Light and Location
The main mistake made in taking a passport photo is just aiming a regular camera with a pop-up flash at the person and taking a picture. This will inevitably violate the rule about shadows on the background. It may also cause shadows on the face and may also alter the tone and color of the picture.
In order to get a usable passport photo, you'll need to go with a studio-like setup. Don't worry, you don't have to buy a lot of equipment. A few household items will allow you to get a quality passport photo without building a home photography studio in your basement.

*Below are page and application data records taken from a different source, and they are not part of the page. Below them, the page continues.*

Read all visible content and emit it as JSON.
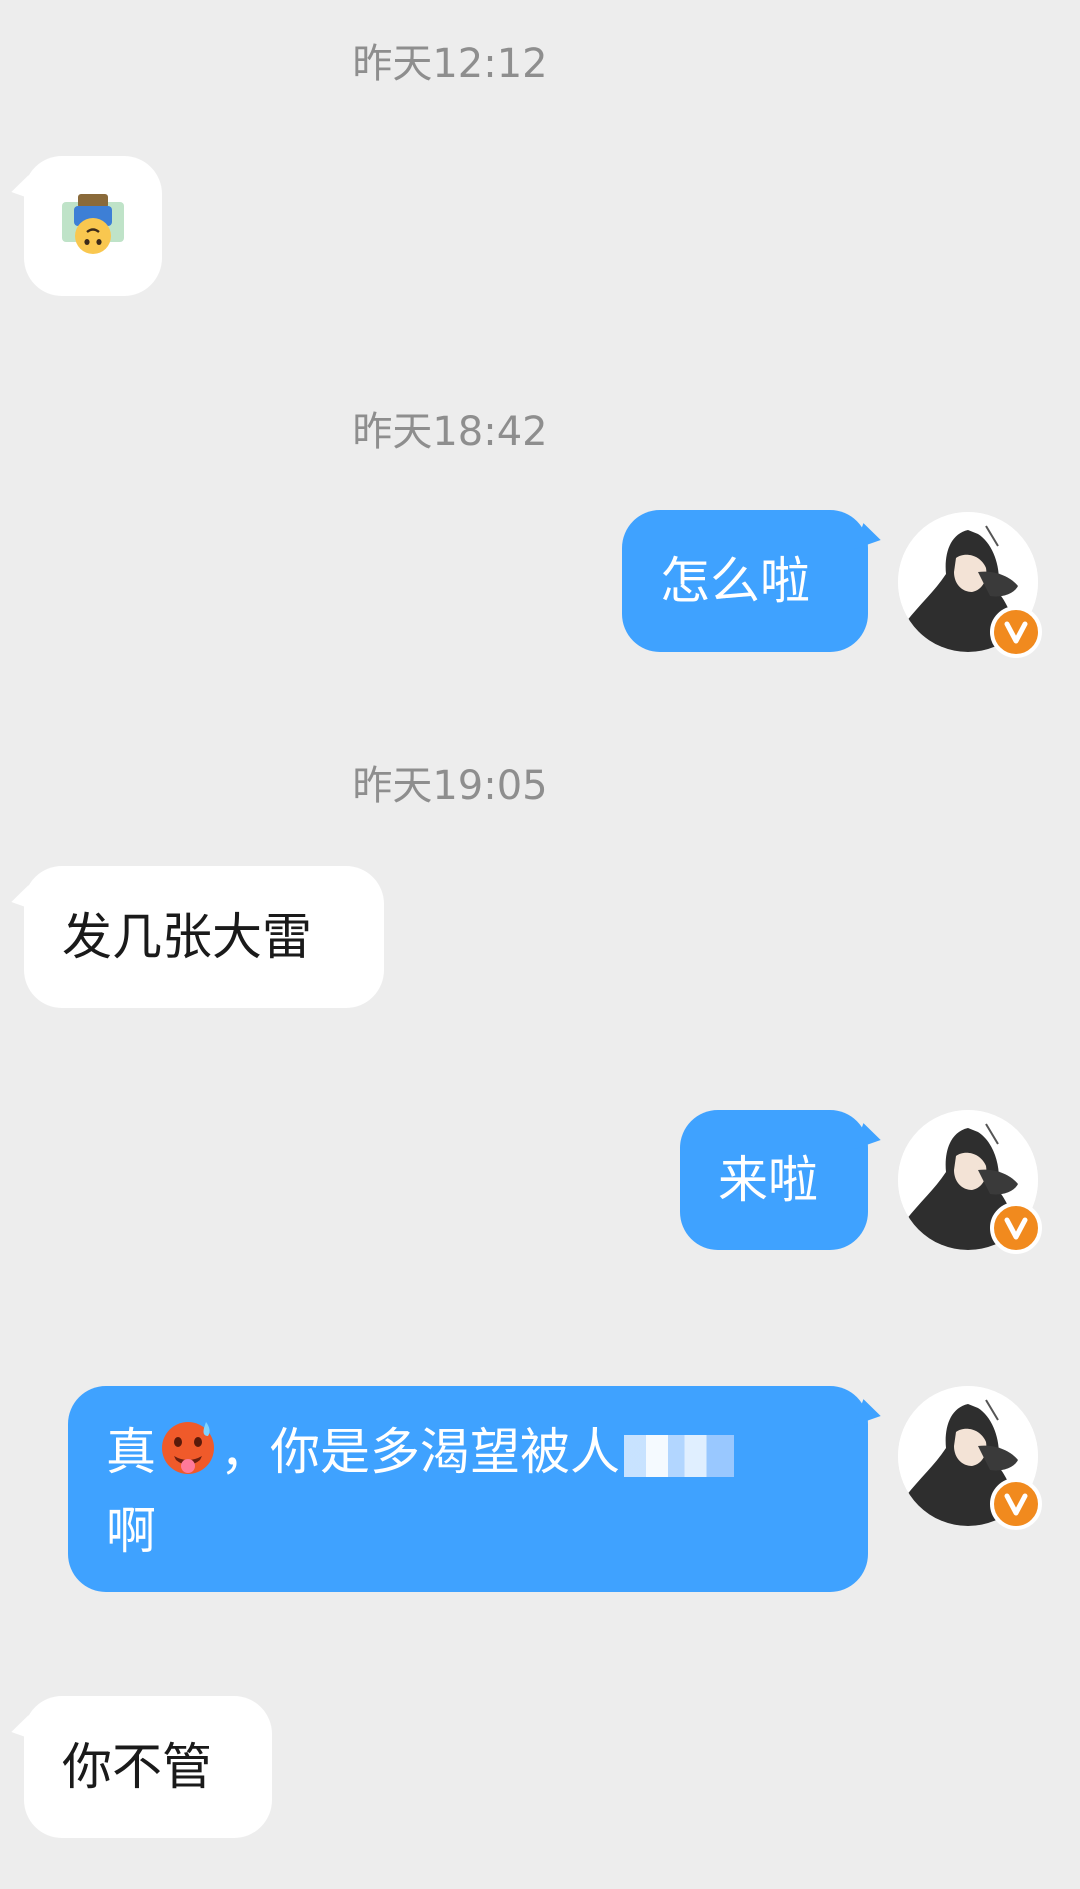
{
  "messages": {
    "ts1": "昨天12:12",
    "ts2": "昨天18:42",
    "ts3": "昨天19:05",
    "msg_out1": "怎么啦",
    "msg_in2": "发几张大雷",
    "msg_out2": "来啦",
    "msg_out3_part1": "真",
    "msg_out3_part2": "，你是多渴望被人",
    "msg_out3_part3": "啊",
    "msg_in3": "你不管"
  },
  "icons": {
    "sticker": "upside-down-face-sticker-icon",
    "hot_face": "hot-face-emoji-icon",
    "verified": "verified-v-badge-icon"
  },
  "colors": {
    "background": "#ededed",
    "incoming_bubble": "#ffffff",
    "outgoing_bubble": "#3fa2ff",
    "badge": "#f18a1e",
    "timestamp": "#8e8e8e"
  }
}
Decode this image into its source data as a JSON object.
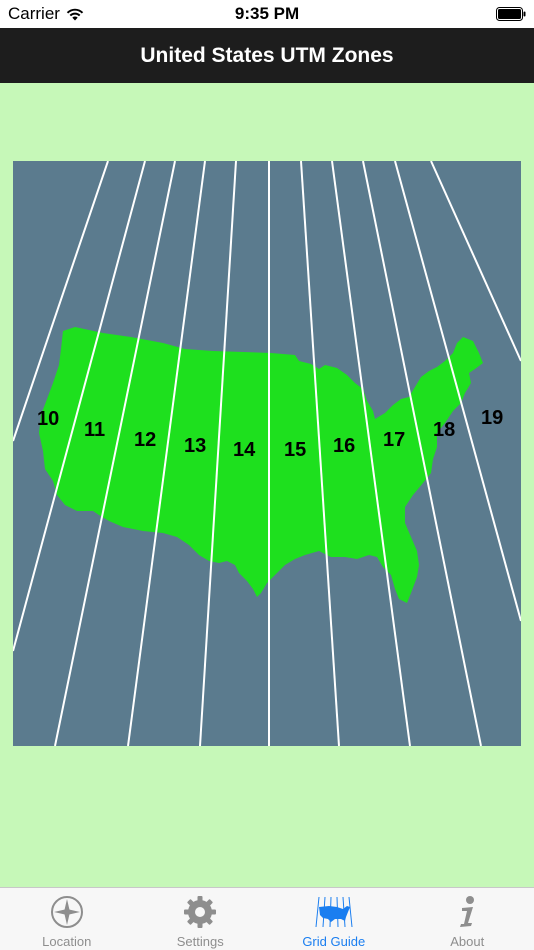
{
  "status_bar": {
    "carrier": "Carrier",
    "time": "9:35 PM"
  },
  "nav": {
    "title": "United States UTM Zones"
  },
  "map": {
    "zones": [
      "10",
      "11",
      "12",
      "13",
      "14",
      "15",
      "16",
      "17",
      "18",
      "19"
    ],
    "colors": {
      "water": "#5b7b8e",
      "land": "#1ee01e",
      "lines": "#ffffff",
      "page_background": "#c6f8b8"
    }
  },
  "tabs": [
    {
      "label": "Location",
      "icon": "compass-icon",
      "active": false
    },
    {
      "label": "Settings",
      "icon": "gear-icon",
      "active": false
    },
    {
      "label": "Grid Guide",
      "icon": "us-map-icon",
      "active": true
    },
    {
      "label": "About",
      "icon": "info-icon",
      "active": false
    }
  ],
  "colors": {
    "active_tab": "#1a7ef0",
    "inactive_tab": "#8e8e8e",
    "nav_background": "#1d1d1d"
  }
}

First, you want to avoid using the flash at all. So, set your digital camera to one of the manual modes that allow you to control the flash, or set your flash to "off" instead of auto. Sunlight and overhead lights are going to cause shadows on the face. Instead, go to the brightest room in the house (or other location), preferably one with big windows. Don't use windows with the sun streaming into them. If your best room has west facing windows then take your photos in the morning while plenty of light is coming in, but the sun isn't directly shining into the room.
For the backdrop, a white sheet will do. The only catch is that it needs to be a plain white sheet with no pattern, not even the lightly embossed patterns which will show up in the picture. Set the backdrop so the subject is facing the windows at an angle. You want the light to illuminate the subject without casting a shadow across the face from the nose. Also, the photographer needs to be positioned so that they do not cast any shadow on the subject. So, play with the angles until there is little or no shadow from the nose (you'll get rid of any remaining shadow with the lights.)
Now, you'll need to get your passport photo in Photoshop to finish it out.